African immigrant Charles Kambanda, an attorney of Rwandan origin practicing in New York, said the order is simply an expansion of policies under former President Barack Obama that identified people from the seven countries covered by Trump’s order for additional screening and questioning.
Kambanda pointed out that although the United States is a generous country that has historically taken in refugees, it has no obligation to do so if that could put its citizens at risk.
Does the order protect Americans?
Protecting Americans was the reason Trump cited for his directives. All of the countries affected by the travel ban have a history of hosting or supporting groups the United States has designated as terrorist, most notably al-Qaida and Islamic State.
However, John Cohen, former counterterrorism coordinator and acting undersecretary for intelligence and analysis at the U.S. Department of Homeland Security, said the order actually represents a break from the best practices adopted for screenings in recent years.
Authorities have moved away from country-specific vetting programs and focused more on intelligence-driven vetting based on the travel patterns and behaviors of potential terrorists, he said.
Cohen said that using such information helps officials focus their attention on people most likely to pose a threat.

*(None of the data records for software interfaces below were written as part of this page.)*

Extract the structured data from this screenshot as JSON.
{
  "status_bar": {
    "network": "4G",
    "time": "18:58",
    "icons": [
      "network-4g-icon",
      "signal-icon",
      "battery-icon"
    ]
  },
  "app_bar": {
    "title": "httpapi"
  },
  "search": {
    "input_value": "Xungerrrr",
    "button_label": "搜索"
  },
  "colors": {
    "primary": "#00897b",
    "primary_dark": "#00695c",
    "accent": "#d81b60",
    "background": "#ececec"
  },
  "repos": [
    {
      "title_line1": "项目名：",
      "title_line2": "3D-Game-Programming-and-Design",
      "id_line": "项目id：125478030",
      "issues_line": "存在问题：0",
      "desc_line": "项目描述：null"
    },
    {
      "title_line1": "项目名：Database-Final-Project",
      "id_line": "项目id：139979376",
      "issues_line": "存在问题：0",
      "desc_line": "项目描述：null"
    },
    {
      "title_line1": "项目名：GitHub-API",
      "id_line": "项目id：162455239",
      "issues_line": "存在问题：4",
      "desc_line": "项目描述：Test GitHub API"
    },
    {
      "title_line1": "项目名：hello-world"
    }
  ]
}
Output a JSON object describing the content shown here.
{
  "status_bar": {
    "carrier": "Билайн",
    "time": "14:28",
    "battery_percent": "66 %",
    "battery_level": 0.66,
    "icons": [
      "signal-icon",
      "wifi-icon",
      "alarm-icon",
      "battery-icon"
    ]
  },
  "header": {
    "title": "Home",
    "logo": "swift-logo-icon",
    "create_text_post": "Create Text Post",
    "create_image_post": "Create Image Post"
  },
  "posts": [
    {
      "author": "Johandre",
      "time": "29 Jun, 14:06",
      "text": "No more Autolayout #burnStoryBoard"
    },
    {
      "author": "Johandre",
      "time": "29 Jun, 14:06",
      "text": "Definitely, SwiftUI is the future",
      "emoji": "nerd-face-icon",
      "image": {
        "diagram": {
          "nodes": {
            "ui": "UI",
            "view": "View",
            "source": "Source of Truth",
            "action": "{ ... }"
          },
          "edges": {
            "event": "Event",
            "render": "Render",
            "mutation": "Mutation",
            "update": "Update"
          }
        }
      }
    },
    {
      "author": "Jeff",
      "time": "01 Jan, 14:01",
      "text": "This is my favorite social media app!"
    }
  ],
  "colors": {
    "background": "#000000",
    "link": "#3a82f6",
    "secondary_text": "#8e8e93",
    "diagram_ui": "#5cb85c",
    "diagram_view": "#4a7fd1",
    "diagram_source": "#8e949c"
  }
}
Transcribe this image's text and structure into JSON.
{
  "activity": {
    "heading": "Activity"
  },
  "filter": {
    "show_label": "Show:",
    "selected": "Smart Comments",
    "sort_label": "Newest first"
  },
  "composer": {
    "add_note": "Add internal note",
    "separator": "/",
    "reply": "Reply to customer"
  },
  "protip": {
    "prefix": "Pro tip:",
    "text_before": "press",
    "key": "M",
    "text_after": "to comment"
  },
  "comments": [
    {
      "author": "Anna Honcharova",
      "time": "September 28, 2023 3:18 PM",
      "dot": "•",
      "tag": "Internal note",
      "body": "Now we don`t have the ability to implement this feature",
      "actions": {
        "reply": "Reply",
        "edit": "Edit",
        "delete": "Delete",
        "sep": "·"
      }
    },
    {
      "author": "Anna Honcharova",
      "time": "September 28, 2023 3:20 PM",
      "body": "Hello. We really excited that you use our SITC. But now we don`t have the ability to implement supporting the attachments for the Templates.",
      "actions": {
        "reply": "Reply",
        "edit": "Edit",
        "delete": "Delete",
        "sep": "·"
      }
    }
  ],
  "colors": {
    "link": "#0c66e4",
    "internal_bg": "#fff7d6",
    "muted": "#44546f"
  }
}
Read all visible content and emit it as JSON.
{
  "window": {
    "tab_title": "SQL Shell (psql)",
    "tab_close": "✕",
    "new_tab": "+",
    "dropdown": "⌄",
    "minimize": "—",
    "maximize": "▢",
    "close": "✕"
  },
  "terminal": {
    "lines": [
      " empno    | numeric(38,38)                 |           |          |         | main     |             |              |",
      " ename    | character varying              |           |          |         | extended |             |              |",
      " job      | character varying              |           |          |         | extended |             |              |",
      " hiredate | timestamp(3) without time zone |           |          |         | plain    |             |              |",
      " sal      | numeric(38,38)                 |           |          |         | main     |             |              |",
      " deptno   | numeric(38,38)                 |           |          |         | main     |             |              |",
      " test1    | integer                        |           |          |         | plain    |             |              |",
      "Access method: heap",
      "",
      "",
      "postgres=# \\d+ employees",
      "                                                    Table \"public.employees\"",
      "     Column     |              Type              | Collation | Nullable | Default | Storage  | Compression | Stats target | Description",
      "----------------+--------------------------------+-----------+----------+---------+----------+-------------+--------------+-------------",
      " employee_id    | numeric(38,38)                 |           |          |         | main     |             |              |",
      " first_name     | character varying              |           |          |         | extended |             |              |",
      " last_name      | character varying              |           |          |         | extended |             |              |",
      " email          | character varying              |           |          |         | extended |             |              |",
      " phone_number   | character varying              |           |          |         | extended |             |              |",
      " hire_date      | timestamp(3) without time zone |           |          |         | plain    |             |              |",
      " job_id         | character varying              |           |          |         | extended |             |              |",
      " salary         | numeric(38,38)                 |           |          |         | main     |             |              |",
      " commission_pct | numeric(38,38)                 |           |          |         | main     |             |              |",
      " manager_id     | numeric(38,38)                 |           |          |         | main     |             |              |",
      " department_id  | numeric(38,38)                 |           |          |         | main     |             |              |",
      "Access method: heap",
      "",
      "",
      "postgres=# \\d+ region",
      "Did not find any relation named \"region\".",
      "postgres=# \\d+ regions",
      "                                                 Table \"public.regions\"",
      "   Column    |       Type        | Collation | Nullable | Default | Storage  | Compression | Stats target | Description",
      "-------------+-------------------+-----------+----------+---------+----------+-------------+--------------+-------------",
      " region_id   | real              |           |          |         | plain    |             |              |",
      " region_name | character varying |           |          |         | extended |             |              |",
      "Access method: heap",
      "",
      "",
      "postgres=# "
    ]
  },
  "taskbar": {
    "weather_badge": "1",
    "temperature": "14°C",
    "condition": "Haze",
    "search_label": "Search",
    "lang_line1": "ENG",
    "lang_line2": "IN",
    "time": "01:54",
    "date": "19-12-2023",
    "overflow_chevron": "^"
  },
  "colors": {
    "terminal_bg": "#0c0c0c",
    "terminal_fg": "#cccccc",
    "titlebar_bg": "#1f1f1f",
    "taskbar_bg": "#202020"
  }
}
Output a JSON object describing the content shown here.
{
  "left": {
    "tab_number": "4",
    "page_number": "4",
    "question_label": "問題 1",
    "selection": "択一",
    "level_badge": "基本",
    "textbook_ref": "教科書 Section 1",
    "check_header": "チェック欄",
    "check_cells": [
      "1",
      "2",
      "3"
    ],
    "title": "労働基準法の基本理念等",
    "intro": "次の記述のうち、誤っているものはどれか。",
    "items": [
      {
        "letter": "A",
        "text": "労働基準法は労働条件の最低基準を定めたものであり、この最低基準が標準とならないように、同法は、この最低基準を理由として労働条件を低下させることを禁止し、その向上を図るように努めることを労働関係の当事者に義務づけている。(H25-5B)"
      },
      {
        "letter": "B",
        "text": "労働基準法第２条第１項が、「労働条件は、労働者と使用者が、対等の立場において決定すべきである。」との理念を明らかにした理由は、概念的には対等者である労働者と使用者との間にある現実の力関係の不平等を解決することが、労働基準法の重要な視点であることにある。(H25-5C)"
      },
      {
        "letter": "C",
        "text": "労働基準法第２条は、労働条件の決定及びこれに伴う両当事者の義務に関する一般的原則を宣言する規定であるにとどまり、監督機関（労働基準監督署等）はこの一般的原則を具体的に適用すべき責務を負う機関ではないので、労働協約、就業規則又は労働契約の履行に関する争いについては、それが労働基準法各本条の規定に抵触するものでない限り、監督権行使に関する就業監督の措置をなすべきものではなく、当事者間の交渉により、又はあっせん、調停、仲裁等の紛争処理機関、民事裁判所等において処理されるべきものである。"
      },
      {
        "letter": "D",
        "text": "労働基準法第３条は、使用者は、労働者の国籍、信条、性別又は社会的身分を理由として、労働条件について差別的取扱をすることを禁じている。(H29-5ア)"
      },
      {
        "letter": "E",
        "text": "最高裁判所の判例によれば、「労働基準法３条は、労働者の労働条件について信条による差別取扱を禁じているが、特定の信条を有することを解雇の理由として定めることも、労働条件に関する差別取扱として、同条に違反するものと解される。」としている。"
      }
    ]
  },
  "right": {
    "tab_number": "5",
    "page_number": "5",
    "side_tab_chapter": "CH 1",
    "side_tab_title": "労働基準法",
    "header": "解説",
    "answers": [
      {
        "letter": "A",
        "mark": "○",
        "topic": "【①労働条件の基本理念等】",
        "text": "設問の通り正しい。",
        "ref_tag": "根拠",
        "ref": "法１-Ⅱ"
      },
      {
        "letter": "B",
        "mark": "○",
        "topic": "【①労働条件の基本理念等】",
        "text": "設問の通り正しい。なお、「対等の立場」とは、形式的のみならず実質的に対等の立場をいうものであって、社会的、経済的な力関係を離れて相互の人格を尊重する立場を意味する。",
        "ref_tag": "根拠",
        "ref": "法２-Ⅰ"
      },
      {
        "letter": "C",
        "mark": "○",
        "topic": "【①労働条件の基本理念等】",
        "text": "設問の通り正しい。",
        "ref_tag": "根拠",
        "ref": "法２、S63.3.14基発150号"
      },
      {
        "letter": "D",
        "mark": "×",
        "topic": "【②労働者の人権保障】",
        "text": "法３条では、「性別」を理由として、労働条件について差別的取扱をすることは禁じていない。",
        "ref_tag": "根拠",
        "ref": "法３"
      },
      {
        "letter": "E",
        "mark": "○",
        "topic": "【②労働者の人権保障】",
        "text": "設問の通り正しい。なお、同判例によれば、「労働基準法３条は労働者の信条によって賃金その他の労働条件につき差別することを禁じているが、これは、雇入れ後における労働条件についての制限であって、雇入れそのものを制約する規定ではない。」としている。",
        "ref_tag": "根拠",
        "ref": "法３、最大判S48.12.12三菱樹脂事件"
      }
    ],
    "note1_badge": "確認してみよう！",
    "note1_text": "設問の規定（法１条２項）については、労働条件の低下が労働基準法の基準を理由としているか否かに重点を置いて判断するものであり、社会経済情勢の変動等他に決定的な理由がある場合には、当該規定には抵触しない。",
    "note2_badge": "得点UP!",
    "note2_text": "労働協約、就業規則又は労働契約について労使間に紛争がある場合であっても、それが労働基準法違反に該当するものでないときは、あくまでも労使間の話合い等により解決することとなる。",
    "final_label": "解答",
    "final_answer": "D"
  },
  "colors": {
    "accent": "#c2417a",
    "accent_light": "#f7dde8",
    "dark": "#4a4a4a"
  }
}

“The problem with country-based vetting or country-based restrictions is that you are negatively impacting a large number of people who've done nothing wrong,” he said.
The order also creates ill will toward the United States, Cohen said, and does nothing to address the most likely perpetrators of future attacks: lone wolf attackers already living in the country.
“The primary terrorist threat facing the United States today comes from individuals who are already here, who become inspired by what they see on the internet and who carry out terrorist attacks in this country independent of any foreign terrorist organization,” Cohen said.
During the past two years, the United States has seen multiple attacks by people who fit that description, he said, such as the man who opened fire inside Orlando’s Pulse nightclub, killing nearly 50 people.
So Cohen is not a believer in Trump’s directives.
“This order, in particular the restrictions of travel from these countries, will do nothing to address that serious threat currently facing the U.S.,” he said.